- [Directions for this task] When copying the records below, omit any image and print everything else exactly.

- [Data to use]
————

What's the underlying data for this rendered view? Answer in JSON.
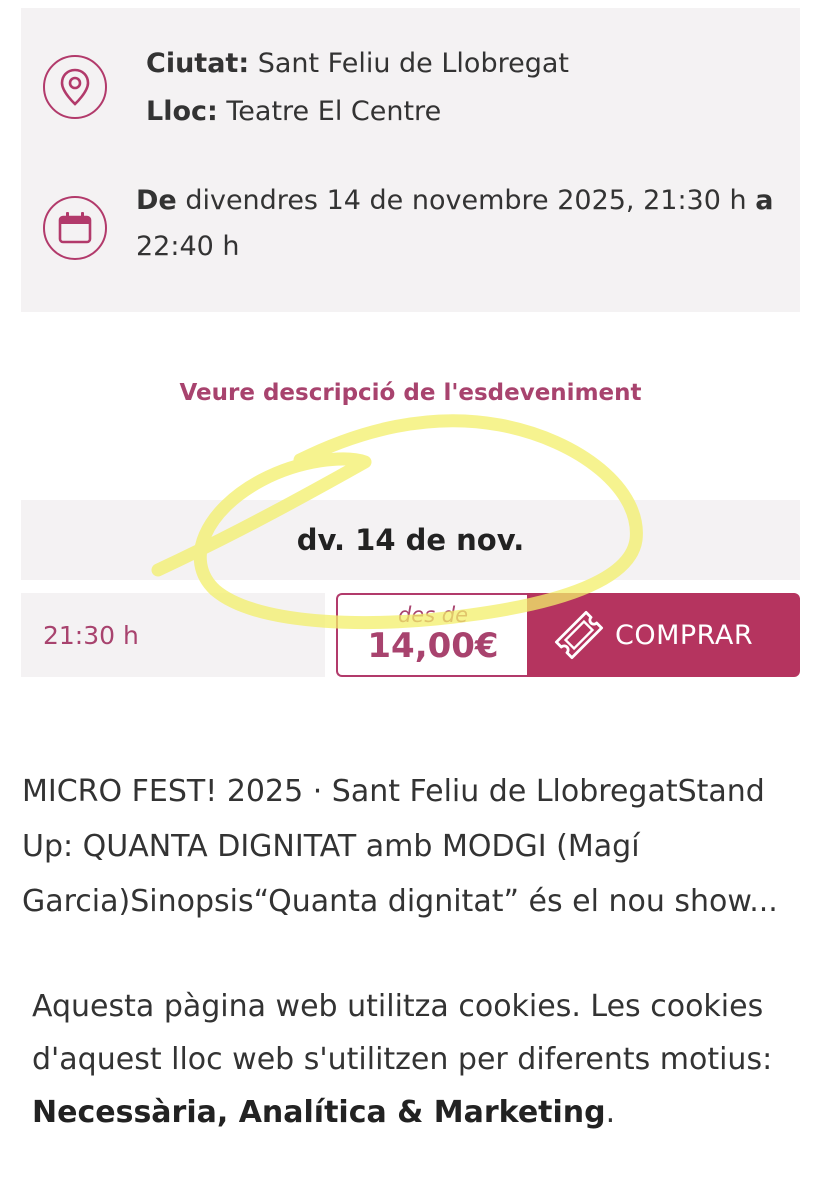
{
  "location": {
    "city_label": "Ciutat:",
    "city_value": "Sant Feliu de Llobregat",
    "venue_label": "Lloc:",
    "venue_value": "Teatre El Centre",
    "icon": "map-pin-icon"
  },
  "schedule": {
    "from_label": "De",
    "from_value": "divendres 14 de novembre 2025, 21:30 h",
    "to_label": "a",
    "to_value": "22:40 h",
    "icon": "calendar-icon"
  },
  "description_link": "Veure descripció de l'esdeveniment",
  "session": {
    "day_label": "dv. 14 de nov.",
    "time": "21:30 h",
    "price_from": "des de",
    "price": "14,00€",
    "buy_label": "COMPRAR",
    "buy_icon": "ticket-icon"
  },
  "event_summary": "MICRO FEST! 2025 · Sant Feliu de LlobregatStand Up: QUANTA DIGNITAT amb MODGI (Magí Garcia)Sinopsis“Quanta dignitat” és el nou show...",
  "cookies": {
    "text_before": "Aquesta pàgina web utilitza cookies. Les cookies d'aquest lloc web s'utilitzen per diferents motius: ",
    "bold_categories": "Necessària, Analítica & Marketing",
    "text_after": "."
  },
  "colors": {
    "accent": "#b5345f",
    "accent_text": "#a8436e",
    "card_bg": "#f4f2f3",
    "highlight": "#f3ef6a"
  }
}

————

- [Solution to this task]
What's the underlying data for this rendered view? Answer in JSON.
{
  "location": {
    "city_label": "Ciutat:",
    "city_value": "Sant Feliu de Llobregat",
    "venue_label": "Lloc:",
    "venue_value": "Teatre El Centre",
    "icon": "map-pin-icon"
  },
  "schedule": {
    "from_label": "De",
    "from_value": "divendres 14 de novembre 2025, 21:30 h",
    "to_label": "a",
    "to_value": "22:40 h",
    "icon": "calendar-icon"
  },
  "description_link": "Veure descripció de l'esdeveniment",
  "session": {
    "day_label": "dv. 14 de nov.",
    "time": "21:30 h",
    "price_from": "des de",
    "price": "14,00€",
    "buy_label": "COMPRAR",
    "buy_icon": "ticket-icon"
  },
  "event_summary": "MICRO FEST! 2025 · Sant Feliu de LlobregatStand Up: QUANTA DIGNITAT amb MODGI (Magí Garcia)Sinopsis“Quanta dignitat” és el nou show...",
  "cookies": {
    "text_before": "Aquesta pàgina web utilitza cookies. Les cookies d'aquest lloc web s'utilitzen per diferents motius: ",
    "bold_categories": "Necessària, Analítica & Marketing",
    "text_after": "."
  },
  "colors": {
    "accent": "#b5345f",
    "accent_text": "#a8436e",
    "card_bg": "#f4f2f3",
    "highlight": "#f3ef6a"
  }
}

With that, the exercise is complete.